> [Work request]: The answer must be the full listing, restated word for word.

> [Study material]:
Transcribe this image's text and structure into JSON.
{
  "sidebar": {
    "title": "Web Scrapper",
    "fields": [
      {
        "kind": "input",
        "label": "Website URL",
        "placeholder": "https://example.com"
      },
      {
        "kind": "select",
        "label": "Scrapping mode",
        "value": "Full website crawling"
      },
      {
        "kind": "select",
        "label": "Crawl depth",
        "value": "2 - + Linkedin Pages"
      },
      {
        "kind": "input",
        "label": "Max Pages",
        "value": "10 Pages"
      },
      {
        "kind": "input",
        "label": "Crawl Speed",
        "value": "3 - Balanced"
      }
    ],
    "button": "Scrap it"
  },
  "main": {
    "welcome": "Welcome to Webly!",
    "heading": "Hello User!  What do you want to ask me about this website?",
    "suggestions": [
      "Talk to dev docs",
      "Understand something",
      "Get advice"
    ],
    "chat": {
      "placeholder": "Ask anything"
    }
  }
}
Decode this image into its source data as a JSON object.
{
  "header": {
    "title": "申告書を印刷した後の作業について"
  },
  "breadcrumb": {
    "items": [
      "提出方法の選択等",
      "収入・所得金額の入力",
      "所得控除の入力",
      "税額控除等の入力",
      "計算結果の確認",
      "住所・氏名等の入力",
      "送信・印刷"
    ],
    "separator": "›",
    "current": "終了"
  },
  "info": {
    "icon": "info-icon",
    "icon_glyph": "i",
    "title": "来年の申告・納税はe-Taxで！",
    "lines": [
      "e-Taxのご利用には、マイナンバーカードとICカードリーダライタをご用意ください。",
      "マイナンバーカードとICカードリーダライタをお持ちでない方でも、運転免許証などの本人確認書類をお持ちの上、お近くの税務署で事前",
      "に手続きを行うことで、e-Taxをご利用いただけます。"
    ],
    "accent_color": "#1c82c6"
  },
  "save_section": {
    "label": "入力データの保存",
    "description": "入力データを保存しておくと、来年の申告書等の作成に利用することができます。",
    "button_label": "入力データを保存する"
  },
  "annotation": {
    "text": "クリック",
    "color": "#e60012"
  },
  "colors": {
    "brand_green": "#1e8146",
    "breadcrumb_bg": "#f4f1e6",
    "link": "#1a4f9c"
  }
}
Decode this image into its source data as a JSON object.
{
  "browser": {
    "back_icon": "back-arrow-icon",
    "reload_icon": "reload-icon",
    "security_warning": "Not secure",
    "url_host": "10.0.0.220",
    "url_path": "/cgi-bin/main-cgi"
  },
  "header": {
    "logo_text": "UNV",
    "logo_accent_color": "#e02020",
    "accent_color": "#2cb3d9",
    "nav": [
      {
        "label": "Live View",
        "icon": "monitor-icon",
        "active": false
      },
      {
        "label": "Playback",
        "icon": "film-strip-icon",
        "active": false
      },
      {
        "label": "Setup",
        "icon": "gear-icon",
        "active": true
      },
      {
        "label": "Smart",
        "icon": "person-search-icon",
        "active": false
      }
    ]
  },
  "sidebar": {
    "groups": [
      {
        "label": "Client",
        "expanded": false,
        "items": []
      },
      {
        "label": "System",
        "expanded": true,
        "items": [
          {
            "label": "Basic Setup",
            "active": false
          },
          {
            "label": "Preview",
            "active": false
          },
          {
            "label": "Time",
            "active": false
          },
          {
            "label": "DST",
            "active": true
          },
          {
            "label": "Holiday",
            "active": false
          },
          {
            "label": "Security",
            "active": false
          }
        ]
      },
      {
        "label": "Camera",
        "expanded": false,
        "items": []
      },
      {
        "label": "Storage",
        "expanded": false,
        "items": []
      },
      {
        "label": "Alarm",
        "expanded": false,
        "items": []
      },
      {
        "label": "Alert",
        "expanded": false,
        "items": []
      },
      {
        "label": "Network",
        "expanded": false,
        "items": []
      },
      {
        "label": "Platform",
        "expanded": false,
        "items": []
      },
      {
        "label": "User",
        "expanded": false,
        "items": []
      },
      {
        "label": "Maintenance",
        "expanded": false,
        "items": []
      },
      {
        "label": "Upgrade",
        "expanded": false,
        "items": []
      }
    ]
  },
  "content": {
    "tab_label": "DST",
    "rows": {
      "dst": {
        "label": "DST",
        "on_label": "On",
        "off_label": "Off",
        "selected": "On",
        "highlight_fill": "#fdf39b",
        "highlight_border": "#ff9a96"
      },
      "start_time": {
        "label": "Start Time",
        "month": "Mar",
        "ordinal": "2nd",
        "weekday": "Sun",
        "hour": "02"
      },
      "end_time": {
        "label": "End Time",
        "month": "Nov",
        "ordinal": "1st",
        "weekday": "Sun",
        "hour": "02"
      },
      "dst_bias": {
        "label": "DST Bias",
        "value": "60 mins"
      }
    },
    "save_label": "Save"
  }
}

> [Solved exercise]:
Transcribe this image's text and structure into JSON.
{
  "sidebar": {
    "title": "Web Scrapper",
    "fields": [
      {
        "kind": "input",
        "label": "Website URL",
        "placeholder": "https://example.com"
      },
      {
        "kind": "select",
        "label": "Scrapping mode",
        "value": "Full website crawling"
      },
      {
        "kind": "select",
        "label": "Crawl depth",
        "value": "2 - + Linkedin Pages"
      },
      {
        "kind": "input",
        "label": "Max Pages",
        "value": "10 Pages"
      },
      {
        "kind": "input",
        "label": "Crawl Speed",
        "value": "3 - Balanced"
      }
    ],
    "button": "Scrap it"
  },
  "main": {
    "welcome": "Welcome to Webly!",
    "heading": "Hello User!  What do you want to ask me about this website?",
    "suggestions": [
      "Talk to dev docs",
      "Understand something",
      "Get advice"
    ],
    "chat": {
      "placeholder": "Ask anything"
    }
  }
}
Decode this image into its source data as a JSON object.
{
  "header": {
    "title": "申告書を印刷した後の作業について"
  },
  "breadcrumb": {
    "items": [
      "提出方法の選択等",
      "収入・所得金額の入力",
      "所得控除の入力",
      "税額控除等の入力",
      "計算結果の確認",
      "住所・氏名等の入力",
      "送信・印刷"
    ],
    "separator": "›",
    "current": "終了"
  },
  "info": {
    "icon": "info-icon",
    "icon_glyph": "i",
    "title": "来年の申告・納税はe-Taxで！",
    "lines": [
      "e-Taxのご利用には、マイナンバーカードとICカードリーダライタをご用意ください。",
      "マイナンバーカードとICカードリーダライタをお持ちでない方でも、運転免許証などの本人確認書類をお持ちの上、お近くの税務署で事前",
      "に手続きを行うことで、e-Taxをご利用いただけます。"
    ],
    "accent_color": "#1c82c6"
  },
  "save_section": {
    "label": "入力データの保存",
    "description": "入力データを保存しておくと、来年の申告書等の作成に利用することができます。",
    "button_label": "入力データを保存する"
  },
  "annotation": {
    "text": "クリック",
    "color": "#e60012"
  },
  "colors": {
    "brand_green": "#1e8146",
    "breadcrumb_bg": "#f4f1e6",
    "link": "#1a4f9c"
  }
}
Decode this image into its source data as a JSON object.
{
  "browser": {
    "back_icon": "back-arrow-icon",
    "reload_icon": "reload-icon",
    "security_warning": "Not secure",
    "url_host": "10.0.0.220",
    "url_path": "/cgi-bin/main-cgi"
  },
  "header": {
    "logo_text": "UNV",
    "logo_accent_color": "#e02020",
    "accent_color": "#2cb3d9",
    "nav": [
      {
        "label": "Live View",
        "icon": "monitor-icon",
        "active": false
      },
      {
        "label": "Playback",
        "icon": "film-strip-icon",
        "active": false
      },
      {
        "label": "Setup",
        "icon": "gear-icon",
        "active": true
      },
      {
        "label": "Smart",
        "icon": "person-search-icon",
        "active": false
      }
    ]
  },
  "sidebar": {
    "groups": [
      {
        "label": "Client",
        "expanded": false,
        "items": []
      },
      {
        "label": "System",
        "expanded": true,
        "items": [
          {
            "label": "Basic Setup",
            "active": false
          },
          {
            "label": "Preview",
            "active": false
          },
          {
            "label": "Time",
            "active": false
          },
          {
            "label": "DST",
            "active": true
          },
          {
            "label": "Holiday",
            "active": false
          },
          {
            "label": "Security",
            "active": false
          }
        ]
      },
      {
        "label": "Camera",
        "expanded": false,
        "items": []
      },
      {
        "label": "Storage",
        "expanded": false,
        "items": []
      },
      {
        "label": "Alarm",
        "expanded": false,
        "items": []
      },
      {
        "label": "Alert",
        "expanded": false,
        "items": []
      },
      {
        "label": "Network",
        "expanded": false,
        "items": []
      },
      {
        "label": "Platform",
        "expanded": false,
        "items": []
      },
      {
        "label": "User",
        "expanded": false,
        "items": []
      },
      {
        "label": "Maintenance",
        "expanded": false,
        "items": []
      },
      {
        "label": "Upgrade",
        "expanded": false,
        "items": []
      }
    ]
  },
  "content": {
    "tab_label": "DST",
    "rows": {
      "dst": {
        "label": "DST",
        "on_label": "On",
        "off_label": "Off",
        "selected": "On",
        "highlight_fill": "#fdf39b",
        "highlight_border": "#ff9a96"
      },
      "start_time": {
        "label": "Start Time",
        "month": "Mar",
        "ordinal": "2nd",
        "weekday": "Sun",
        "hour": "02"
      },
      "end_time": {
        "label": "End Time",
        "month": "Nov",
        "ordinal": "1st",
        "weekday": "Sun",
        "hour": "02"
      },
      "dst_bias": {
        "label": "DST Bias",
        "value": "60 mins"
      }
    },
    "save_label": "Save"
  }
}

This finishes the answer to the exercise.